Fathers and Sons is an 1862 novel by Ivan Turgenev, his best known work. The title of this work in Russian is Отцы и дети (Otcy i Deti), which literally means "Fathers and Children"; the work is often translated to Fathers and Sons in English for reasons of euphony.
The fathers and children of the novel refers to the growing divide between the two generations of Russians, and the character Yevgeny Bazarov has been referred to as the "first Bolshevik", for his nihilism and rejection of the old order.

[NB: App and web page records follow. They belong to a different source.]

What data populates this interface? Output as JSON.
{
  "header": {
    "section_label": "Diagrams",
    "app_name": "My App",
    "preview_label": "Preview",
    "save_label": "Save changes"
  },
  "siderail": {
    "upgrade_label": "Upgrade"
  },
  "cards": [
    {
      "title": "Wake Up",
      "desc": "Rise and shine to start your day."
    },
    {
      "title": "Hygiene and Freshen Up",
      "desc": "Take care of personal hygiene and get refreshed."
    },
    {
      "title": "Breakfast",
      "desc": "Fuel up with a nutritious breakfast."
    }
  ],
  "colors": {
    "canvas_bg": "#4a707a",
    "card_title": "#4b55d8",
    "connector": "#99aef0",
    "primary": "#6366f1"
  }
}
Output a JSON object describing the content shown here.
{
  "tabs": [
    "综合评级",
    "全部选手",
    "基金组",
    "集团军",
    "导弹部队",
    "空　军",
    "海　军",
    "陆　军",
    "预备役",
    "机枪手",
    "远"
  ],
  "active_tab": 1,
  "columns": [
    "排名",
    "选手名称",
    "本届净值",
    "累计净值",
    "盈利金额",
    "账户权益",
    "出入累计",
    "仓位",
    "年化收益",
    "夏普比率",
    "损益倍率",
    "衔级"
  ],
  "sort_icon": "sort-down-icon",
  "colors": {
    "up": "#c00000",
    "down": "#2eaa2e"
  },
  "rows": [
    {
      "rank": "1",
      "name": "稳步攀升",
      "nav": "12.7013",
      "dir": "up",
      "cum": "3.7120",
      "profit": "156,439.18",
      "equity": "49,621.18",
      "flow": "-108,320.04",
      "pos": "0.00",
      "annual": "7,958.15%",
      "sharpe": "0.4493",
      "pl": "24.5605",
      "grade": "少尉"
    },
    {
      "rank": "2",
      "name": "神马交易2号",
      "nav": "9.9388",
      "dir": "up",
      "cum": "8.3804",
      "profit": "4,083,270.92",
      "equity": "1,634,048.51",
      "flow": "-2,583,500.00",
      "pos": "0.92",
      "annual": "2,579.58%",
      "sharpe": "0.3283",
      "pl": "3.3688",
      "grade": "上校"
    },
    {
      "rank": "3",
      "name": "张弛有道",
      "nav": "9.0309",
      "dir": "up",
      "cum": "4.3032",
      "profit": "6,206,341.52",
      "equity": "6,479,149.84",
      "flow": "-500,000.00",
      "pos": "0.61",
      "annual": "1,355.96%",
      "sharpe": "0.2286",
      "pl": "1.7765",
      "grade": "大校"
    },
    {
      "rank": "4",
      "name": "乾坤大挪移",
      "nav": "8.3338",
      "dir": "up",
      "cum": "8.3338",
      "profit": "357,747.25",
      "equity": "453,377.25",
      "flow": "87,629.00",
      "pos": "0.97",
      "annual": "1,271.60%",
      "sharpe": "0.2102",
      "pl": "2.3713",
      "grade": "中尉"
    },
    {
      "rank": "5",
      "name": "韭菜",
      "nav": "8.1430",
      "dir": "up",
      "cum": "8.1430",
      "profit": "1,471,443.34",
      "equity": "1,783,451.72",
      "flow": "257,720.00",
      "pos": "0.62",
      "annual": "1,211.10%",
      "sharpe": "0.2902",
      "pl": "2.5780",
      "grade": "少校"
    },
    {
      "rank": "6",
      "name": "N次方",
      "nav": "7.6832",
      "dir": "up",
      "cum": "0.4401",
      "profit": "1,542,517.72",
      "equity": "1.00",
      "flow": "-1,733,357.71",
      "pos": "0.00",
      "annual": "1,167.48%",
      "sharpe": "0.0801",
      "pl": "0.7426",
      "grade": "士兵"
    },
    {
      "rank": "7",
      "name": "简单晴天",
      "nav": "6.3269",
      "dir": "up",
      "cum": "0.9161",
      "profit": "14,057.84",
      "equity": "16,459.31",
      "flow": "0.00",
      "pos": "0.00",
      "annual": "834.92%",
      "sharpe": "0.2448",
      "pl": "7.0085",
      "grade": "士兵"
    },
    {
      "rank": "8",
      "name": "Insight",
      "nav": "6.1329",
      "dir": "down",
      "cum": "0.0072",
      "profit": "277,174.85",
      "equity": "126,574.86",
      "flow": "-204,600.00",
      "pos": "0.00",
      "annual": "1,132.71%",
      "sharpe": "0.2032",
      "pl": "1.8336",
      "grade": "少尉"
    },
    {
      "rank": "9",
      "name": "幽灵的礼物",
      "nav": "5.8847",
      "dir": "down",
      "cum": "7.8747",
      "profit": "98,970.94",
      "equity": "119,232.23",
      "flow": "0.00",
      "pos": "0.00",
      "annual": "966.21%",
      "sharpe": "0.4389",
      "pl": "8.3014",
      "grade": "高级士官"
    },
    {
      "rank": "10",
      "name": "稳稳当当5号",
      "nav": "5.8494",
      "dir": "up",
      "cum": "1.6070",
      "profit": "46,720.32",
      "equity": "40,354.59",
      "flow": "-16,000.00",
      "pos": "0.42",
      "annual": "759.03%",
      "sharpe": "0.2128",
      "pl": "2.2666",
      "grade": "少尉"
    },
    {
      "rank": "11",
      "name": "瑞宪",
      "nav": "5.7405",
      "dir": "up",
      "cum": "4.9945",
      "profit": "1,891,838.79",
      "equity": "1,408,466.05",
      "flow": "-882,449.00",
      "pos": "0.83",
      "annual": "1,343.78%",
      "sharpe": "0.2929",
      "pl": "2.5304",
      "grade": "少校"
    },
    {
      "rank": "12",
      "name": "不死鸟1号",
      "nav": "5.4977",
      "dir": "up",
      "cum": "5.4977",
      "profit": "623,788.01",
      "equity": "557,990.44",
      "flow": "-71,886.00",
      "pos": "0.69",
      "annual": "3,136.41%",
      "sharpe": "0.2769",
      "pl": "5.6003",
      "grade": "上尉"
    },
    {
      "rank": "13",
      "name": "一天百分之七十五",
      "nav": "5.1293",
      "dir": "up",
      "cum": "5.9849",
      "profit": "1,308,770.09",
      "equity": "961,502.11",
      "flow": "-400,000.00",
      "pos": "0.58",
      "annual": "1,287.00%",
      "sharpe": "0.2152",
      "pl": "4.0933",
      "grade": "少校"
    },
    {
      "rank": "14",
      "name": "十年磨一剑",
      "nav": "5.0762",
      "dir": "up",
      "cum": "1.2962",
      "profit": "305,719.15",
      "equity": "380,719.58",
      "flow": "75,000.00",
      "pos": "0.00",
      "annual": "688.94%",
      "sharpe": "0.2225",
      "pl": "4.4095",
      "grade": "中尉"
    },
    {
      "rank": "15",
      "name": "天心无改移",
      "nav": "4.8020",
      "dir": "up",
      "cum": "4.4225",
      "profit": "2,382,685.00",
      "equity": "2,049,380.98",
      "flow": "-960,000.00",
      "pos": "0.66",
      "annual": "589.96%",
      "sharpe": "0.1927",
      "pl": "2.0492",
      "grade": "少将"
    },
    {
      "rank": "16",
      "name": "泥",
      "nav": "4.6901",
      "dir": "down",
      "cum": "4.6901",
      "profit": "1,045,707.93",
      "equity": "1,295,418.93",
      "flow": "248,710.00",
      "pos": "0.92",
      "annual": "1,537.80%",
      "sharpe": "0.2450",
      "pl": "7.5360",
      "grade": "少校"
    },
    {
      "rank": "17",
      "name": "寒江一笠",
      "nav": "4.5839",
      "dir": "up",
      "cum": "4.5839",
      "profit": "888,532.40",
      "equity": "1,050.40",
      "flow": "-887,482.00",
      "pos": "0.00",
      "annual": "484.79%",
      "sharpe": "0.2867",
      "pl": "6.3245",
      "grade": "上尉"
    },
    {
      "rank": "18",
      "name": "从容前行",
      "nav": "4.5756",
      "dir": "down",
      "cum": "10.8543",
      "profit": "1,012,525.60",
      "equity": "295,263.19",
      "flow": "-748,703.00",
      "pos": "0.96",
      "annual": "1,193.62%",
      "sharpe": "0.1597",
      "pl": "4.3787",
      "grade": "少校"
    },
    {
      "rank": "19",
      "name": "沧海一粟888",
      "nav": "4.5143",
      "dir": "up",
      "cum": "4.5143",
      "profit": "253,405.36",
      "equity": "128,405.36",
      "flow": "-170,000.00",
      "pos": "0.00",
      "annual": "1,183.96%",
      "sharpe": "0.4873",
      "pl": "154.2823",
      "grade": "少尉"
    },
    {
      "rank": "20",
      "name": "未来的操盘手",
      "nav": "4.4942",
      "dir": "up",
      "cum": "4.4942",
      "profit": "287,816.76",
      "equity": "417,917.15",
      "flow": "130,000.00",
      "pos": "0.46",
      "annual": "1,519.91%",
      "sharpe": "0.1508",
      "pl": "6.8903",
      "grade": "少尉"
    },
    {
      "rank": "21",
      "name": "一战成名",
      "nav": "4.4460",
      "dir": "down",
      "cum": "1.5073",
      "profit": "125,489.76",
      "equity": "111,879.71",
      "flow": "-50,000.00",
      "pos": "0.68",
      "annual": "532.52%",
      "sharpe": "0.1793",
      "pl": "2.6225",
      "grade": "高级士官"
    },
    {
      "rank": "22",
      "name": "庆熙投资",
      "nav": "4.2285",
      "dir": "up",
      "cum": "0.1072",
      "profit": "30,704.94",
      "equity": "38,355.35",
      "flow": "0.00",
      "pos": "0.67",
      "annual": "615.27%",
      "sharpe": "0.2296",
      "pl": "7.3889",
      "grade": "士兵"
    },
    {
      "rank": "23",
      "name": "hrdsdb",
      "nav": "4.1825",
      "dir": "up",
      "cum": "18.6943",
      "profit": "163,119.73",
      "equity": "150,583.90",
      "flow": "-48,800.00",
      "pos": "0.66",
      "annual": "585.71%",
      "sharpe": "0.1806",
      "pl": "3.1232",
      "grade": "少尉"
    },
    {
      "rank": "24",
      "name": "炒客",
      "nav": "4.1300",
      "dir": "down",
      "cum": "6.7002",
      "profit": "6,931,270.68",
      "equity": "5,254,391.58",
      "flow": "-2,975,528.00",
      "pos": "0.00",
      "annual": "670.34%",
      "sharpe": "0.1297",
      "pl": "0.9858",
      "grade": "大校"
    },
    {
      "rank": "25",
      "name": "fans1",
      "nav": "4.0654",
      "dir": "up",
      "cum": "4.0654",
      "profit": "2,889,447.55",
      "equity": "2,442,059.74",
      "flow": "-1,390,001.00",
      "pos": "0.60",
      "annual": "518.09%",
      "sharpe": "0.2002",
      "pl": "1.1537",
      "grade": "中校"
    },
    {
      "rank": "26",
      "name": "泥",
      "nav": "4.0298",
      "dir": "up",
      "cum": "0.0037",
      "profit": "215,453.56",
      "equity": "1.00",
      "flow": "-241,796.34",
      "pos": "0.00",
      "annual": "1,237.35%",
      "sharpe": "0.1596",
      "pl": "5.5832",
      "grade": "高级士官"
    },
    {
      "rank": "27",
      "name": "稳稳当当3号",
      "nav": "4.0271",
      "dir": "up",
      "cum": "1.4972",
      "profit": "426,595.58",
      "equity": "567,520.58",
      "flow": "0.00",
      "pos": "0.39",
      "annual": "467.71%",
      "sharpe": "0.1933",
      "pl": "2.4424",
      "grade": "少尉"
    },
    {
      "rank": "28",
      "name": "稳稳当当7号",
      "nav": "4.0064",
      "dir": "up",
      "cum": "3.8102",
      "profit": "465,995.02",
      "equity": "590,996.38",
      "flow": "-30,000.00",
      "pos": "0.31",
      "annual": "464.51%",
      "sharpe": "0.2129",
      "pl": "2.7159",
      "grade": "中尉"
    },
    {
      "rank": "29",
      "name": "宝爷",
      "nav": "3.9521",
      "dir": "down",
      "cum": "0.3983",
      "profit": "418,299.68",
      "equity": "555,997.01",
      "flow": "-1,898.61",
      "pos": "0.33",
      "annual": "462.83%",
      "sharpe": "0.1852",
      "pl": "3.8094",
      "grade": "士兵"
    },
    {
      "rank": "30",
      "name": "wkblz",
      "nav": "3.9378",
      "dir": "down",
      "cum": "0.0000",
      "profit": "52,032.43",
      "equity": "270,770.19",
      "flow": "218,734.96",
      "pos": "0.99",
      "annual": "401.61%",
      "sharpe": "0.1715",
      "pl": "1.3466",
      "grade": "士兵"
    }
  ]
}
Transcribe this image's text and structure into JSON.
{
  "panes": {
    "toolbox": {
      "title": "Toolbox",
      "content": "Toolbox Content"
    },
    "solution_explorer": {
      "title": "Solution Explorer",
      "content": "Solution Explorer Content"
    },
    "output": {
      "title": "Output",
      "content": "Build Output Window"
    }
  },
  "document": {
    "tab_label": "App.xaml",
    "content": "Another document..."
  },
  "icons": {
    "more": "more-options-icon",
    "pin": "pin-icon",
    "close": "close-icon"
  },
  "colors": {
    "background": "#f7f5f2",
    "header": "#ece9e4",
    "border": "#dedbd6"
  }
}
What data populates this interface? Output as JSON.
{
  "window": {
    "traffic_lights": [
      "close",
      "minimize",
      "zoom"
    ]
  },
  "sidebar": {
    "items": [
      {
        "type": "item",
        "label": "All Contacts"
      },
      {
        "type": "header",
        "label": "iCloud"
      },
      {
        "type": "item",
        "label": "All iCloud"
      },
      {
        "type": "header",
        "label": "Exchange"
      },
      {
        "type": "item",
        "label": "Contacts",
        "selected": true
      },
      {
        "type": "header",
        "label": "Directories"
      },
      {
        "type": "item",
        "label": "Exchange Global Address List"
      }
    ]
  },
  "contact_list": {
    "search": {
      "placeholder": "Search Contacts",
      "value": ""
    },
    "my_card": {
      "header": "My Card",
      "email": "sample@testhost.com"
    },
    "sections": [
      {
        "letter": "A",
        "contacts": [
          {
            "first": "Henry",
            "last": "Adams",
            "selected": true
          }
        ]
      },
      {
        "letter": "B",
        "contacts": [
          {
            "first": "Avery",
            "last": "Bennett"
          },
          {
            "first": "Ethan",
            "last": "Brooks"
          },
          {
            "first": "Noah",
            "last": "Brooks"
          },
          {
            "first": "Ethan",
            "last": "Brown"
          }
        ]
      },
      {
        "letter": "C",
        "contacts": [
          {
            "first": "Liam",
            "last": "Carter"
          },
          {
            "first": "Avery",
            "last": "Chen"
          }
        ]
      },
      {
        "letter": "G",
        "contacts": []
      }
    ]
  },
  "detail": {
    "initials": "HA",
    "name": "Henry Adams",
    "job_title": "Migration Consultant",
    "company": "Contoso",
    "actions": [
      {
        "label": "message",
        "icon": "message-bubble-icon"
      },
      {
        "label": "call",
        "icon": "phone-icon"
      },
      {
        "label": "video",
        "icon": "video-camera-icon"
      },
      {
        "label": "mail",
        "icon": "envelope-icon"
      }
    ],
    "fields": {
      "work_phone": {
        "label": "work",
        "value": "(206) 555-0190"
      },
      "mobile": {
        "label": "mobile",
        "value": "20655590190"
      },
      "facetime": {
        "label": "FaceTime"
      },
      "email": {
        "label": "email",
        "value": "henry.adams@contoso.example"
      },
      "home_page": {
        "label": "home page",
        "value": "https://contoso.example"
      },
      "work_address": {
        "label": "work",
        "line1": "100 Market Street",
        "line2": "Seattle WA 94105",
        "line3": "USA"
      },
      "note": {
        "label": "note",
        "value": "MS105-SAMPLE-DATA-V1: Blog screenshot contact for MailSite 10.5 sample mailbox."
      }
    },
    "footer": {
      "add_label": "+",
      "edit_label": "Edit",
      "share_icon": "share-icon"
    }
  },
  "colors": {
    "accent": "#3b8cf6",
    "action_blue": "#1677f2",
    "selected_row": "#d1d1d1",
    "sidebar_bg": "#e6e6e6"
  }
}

Turgenev wrote Fathers and Sons as a response to the growing cultural schism that he saw between liberals of the 1830s/1840s and the growing nihilist movement. Both the nihilists (the "sons") and the 1830s liberals sought Western-based social change in Russia. Additionally, these two modes of thought were contrasted with the conservative Slavophiles, who believed that Russia's path lay in its traditional spirituality.
Fathers and Sons might be regarded as the first wholly modern novel in Russian Literature (Gogol's Dead Souls, another main contender, is sometimes referred to as a poem or epic in prose as in the style of Dante's Divine Comedy). The novel introduces a dual character...